Pathology is the branch of medical science that studies the conditions associated with diseases or other abnormal functions. Psychopathology is the branch of pathology that is particularly concerned with psychological disorders. One of the most common symptoms in patients suffering from some form of psychological disorder is a difficulty or abnormality in linguistic communication.
It is natural, therefore, for students of psychopathology to be interested in language, and in recent years there has been a notable increase in the study of the relations between language and psychopathology. The reasons for this increase are certainly very complex, but some of the major factors involved can be identified.
The first of these is the general impact of the rapid growth of knowledge and theory about the psychology of language in general. We may approach the study of linguistic communication from the point of view of structural linguistics on the one hand, or from the more psychological point of view of associative learning on the other hand. In either case, however, the result is to emphasize the formal aspects of verbal behavior, rather than the semantic problems concerned with the meaning of verbal utterances.

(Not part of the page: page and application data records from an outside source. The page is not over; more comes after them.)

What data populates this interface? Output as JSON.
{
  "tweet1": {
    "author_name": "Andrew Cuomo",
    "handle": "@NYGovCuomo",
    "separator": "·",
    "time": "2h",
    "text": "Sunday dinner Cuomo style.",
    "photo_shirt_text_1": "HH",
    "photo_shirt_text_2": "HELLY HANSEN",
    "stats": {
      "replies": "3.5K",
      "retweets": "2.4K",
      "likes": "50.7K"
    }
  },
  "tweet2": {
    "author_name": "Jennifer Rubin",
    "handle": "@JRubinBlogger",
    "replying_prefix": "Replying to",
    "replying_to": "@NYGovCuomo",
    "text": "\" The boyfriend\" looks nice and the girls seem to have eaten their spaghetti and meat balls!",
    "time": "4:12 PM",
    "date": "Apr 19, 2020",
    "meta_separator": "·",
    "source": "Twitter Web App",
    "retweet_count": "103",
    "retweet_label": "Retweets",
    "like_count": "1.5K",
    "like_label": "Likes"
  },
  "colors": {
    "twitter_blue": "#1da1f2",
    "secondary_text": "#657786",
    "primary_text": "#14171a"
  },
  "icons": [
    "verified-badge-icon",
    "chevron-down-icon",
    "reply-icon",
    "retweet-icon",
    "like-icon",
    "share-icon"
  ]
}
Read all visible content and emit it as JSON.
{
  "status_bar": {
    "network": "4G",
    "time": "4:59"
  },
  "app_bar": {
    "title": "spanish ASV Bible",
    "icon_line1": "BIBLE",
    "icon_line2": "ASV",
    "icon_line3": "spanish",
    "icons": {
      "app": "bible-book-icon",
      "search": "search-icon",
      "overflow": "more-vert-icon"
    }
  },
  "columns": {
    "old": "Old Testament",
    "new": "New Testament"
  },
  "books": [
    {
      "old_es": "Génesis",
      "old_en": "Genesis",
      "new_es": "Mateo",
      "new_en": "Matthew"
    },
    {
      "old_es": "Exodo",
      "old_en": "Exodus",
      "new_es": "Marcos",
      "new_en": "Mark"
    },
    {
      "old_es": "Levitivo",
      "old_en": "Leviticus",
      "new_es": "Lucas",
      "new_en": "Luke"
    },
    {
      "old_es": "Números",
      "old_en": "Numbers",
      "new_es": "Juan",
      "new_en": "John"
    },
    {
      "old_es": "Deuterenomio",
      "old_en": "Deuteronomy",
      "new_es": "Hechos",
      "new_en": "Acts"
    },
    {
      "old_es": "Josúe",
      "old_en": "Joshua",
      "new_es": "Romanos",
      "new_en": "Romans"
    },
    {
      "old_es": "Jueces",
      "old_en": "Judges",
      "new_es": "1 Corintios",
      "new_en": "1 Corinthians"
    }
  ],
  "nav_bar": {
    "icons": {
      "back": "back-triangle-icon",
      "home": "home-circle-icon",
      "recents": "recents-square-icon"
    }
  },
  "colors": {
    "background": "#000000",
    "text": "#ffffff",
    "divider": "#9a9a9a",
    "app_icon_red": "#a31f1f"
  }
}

A second development, facilitating the work of quantitative analysis in linguistics, is the increasing availability of highspeed computer techniques for language analysis. Many questions dealing with problems of sentence formation, syntactic style, and other measurable aspects of our verbal utterances would